→ **Problem to work on**
Word for word, repeat each of the records below.

→ **Exercise data**
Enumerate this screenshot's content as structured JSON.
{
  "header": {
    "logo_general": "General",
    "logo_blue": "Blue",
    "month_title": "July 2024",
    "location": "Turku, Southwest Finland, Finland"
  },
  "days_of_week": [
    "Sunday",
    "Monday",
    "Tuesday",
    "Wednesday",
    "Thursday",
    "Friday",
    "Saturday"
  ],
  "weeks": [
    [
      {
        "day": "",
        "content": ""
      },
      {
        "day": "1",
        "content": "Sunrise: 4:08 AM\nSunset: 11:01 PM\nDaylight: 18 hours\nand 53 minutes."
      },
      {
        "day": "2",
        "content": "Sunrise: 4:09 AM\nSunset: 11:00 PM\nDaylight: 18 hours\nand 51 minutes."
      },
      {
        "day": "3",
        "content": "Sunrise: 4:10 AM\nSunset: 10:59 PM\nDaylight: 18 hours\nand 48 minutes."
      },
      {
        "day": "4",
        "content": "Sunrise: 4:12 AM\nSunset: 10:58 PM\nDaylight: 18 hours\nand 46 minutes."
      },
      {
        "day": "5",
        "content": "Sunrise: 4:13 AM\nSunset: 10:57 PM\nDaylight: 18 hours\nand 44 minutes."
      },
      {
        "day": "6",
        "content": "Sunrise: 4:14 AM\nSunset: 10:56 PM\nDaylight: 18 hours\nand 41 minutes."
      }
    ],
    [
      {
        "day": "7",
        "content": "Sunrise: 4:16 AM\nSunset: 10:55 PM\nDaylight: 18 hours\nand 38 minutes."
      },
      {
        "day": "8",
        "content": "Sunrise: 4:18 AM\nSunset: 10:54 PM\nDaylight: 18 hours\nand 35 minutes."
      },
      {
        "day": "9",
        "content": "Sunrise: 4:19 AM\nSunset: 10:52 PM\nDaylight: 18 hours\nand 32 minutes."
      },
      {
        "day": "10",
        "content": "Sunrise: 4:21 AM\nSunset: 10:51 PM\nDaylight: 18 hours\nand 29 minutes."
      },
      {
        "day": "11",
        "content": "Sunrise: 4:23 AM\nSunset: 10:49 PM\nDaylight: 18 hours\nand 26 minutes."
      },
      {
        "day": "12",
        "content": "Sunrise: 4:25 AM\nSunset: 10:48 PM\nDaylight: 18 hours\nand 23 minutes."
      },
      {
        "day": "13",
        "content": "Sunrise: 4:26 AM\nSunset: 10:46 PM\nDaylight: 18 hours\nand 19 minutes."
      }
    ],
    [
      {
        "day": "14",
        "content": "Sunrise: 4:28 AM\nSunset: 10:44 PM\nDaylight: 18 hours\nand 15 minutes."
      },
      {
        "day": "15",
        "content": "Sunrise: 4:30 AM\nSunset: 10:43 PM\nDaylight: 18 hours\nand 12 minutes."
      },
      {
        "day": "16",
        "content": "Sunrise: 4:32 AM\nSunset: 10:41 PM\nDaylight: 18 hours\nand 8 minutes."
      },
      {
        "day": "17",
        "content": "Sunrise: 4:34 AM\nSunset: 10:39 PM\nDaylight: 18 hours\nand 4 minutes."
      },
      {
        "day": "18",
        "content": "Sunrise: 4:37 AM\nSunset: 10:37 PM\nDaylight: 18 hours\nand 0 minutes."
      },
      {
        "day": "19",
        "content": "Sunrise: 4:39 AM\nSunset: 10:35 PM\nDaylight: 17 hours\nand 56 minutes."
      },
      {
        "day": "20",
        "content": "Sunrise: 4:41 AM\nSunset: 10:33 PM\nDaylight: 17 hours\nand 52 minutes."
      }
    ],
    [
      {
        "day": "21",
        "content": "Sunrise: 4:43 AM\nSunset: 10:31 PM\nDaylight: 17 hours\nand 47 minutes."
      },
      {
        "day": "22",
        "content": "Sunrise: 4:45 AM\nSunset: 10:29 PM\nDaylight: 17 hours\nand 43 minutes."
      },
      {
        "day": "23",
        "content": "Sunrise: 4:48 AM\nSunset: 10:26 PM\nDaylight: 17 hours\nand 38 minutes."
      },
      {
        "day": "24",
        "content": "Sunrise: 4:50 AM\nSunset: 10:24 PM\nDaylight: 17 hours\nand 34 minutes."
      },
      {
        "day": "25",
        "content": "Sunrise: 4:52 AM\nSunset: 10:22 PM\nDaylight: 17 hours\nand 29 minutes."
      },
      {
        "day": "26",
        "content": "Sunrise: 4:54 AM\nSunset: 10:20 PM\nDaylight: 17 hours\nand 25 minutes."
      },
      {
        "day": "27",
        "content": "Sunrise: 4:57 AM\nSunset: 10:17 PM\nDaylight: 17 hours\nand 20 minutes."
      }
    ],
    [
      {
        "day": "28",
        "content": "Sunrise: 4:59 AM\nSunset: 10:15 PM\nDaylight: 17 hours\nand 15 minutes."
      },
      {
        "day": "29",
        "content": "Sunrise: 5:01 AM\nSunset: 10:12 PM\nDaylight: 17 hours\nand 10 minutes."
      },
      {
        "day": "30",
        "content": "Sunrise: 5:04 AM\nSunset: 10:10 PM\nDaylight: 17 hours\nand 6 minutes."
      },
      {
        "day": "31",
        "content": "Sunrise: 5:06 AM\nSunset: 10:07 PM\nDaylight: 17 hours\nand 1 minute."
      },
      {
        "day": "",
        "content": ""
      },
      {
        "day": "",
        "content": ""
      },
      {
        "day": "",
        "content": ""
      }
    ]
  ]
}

→ **Completed exercise**
Enumerate this screenshot's content as structured JSON.
{
  "header": {
    "logo_general": "General",
    "logo_blue": "Blue",
    "month_title": "July 2024",
    "location": "Turku, Southwest Finland, Finland"
  },
  "days_of_week": [
    "Sunday",
    "Monday",
    "Tuesday",
    "Wednesday",
    "Thursday",
    "Friday",
    "Saturday"
  ],
  "weeks": [
    [
      {
        "day": "",
        "content": ""
      },
      {
        "day": "1",
        "content": "Sunrise: 4:08 AM\nSunset: 11:01 PM\nDaylight: 18 hours\nand 53 minutes."
      },
      {
        "day": "2",
        "content": "Sunrise: 4:09 AM\nSunset: 11:00 PM\nDaylight: 18 hours\nand 51 minutes."
      },
      {
        "day": "3",
        "content": "Sunrise: 4:10 AM\nSunset: 10:59 PM\nDaylight: 18 hours\nand 48 minutes."
      },
      {
        "day": "4",
        "content": "Sunrise: 4:12 AM\nSunset: 10:58 PM\nDaylight: 18 hours\nand 46 minutes."
      },
      {
        "day": "5",
        "content": "Sunrise: 4:13 AM\nSunset: 10:57 PM\nDaylight: 18 hours\nand 44 minutes."
      },
      {
        "day": "6",
        "content": "Sunrise: 4:14 AM\nSunset: 10:56 PM\nDaylight: 18 hours\nand 41 minutes."
      }
    ],
    [
      {
        "day": "7",
        "content": "Sunrise: 4:16 AM\nSunset: 10:55 PM\nDaylight: 18 hours\nand 38 minutes."
      },
      {
        "day": "8",
        "content": "Sunrise: 4:18 AM\nSunset: 10:54 PM\nDaylight: 18 hours\nand 35 minutes."
      },
      {
        "day": "9",
        "content": "Sunrise: 4:19 AM\nSunset: 10:52 PM\nDaylight: 18 hours\nand 32 minutes."
      },
      {
        "day": "10",
        "content": "Sunrise: 4:21 AM\nSunset: 10:51 PM\nDaylight: 18 hours\nand 29 minutes."
      },
      {
        "day": "11",
        "content": "Sunrise: 4:23 AM\nSunset: 10:49 PM\nDaylight: 18 hours\nand 26 minutes."
      },
      {
        "day": "12",
        "content": "Sunrise: 4:25 AM\nSunset: 10:48 PM\nDaylight: 18 hours\nand 23 minutes."
      },
      {
        "day": "13",
        "content": "Sunrise: 4:26 AM\nSunset: 10:46 PM\nDaylight: 18 hours\nand 19 minutes."
      }
    ],
    [
      {
        "day": "14",
        "content": "Sunrise: 4:28 AM\nSunset: 10:44 PM\nDaylight: 18 hours\nand 15 minutes."
      },
      {
        "day": "15",
        "content": "Sunrise: 4:30 AM\nSunset: 10:43 PM\nDaylight: 18 hours\nand 12 minutes."
      },
      {
        "day": "16",
        "content": "Sunrise: 4:32 AM\nSunset: 10:41 PM\nDaylight: 18 hours\nand 8 minutes."
      },
      {
        "day": "17",
        "content": "Sunrise: 4:34 AM\nSunset: 10:39 PM\nDaylight: 18 hours\nand 4 minutes."
      },
      {
        "day": "18",
        "content": "Sunrise: 4:37 AM\nSunset: 10:37 PM\nDaylight: 18 hours\nand 0 minutes."
      },
      {
        "day": "19",
        "content": "Sunrise: 4:39 AM\nSunset: 10:35 PM\nDaylight: 17 hours\nand 56 minutes."
      },
      {
        "day": "20",
        "content": "Sunrise: 4:41 AM\nSunset: 10:33 PM\nDaylight: 17 hours\nand 52 minutes."
      }
    ],
    [
      {
        "day": "21",
        "content": "Sunrise: 4:43 AM\nSunset: 10:31 PM\nDaylight: 17 hours\nand 47 minutes."
      },
      {
        "day": "22",
        "content": "Sunrise: 4:45 AM\nSunset: 10:29 PM\nDaylight: 17 hours\nand 43 minutes."
      },
      {
        "day": "23",
        "content": "Sunrise: 4:48 AM\nSunset: 10:26 PM\nDaylight: 17 hours\nand 38 minutes."
      },
      {
        "day": "24",
        "content": "Sunrise: 4:50 AM\nSunset: 10:24 PM\nDaylight: 17 hours\nand 34 minutes."
      },
      {
        "day": "25",
        "content": "Sunrise: 4:52 AM\nSunset: 10:22 PM\nDaylight: 17 hours\nand 29 minutes."
      },
      {
        "day": "26",
        "content": "Sunrise: 4:54 AM\nSunset: 10:20 PM\nDaylight: 17 hours\nand 25 minutes."
      },
      {
        "day": "27",
        "content": "Sunrise: 4:57 AM\nSunset: 10:17 PM\nDaylight: 17 hours\nand 20 minutes."
      }
    ],
    [
      {
        "day": "28",
        "content": "Sunrise: 4:59 AM\nSunset: 10:15 PM\nDaylight: 17 hours\nand 15 minutes."
      },
      {
        "day": "29",
        "content": "Sunrise: 5:01 AM\nSunset: 10:12 PM\nDaylight: 17 hours\nand 10 minutes."
      },
      {
        "day": "30",
        "content": "Sunrise: 5:04 AM\nSunset: 10:10 PM\nDaylight: 17 hours\nand 6 minutes."
      },
      {
        "day": "31",
        "content": "Sunrise: 5:06 AM\nSunset: 10:07 PM\nDaylight: 17 hours\nand 1 minute."
      },
      {
        "day": "",
        "content": ""
      },
      {
        "day": "",
        "content": ""
      },
      {
        "day": "",
        "content": ""
      }
    ]
  ]
}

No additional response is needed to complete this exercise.